---- Data extract

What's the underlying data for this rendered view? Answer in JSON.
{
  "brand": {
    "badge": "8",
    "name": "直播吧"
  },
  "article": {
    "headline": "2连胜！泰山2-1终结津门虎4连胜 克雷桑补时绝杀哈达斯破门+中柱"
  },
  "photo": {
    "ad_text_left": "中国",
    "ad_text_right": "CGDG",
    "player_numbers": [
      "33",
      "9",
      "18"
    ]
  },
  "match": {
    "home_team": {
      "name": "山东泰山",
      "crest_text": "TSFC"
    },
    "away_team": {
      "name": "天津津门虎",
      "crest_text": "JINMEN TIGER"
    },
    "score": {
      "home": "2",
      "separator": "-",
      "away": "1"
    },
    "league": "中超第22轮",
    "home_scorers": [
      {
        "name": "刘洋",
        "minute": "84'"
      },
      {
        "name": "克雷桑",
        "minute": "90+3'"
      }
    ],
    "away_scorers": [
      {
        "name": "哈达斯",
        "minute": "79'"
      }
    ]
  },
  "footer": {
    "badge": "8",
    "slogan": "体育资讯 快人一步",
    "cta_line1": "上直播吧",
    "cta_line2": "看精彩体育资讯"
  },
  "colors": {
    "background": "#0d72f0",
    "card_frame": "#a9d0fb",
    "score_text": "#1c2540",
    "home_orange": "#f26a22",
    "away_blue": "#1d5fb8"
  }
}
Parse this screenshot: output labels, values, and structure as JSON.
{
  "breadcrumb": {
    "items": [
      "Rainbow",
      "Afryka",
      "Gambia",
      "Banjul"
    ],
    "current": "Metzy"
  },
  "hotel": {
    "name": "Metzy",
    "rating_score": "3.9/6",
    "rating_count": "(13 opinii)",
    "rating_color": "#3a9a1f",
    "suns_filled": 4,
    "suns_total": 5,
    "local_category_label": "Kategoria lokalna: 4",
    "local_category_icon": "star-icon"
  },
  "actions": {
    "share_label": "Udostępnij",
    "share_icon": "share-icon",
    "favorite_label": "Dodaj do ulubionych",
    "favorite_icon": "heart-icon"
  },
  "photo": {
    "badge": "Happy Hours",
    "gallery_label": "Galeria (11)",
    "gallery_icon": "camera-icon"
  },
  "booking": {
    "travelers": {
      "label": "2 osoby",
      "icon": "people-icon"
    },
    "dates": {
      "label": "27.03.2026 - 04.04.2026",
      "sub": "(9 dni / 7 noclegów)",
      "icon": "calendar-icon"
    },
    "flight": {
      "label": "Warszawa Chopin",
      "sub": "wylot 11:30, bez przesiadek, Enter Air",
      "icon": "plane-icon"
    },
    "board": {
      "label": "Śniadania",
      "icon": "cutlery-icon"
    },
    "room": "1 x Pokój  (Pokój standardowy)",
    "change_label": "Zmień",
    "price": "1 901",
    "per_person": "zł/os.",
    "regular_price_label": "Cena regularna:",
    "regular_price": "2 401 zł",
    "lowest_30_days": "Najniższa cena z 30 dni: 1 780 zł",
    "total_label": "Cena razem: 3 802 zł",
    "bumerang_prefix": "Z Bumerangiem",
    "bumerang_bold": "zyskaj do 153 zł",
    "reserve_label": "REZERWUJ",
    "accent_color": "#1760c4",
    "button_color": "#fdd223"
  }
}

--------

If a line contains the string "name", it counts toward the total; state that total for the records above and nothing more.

7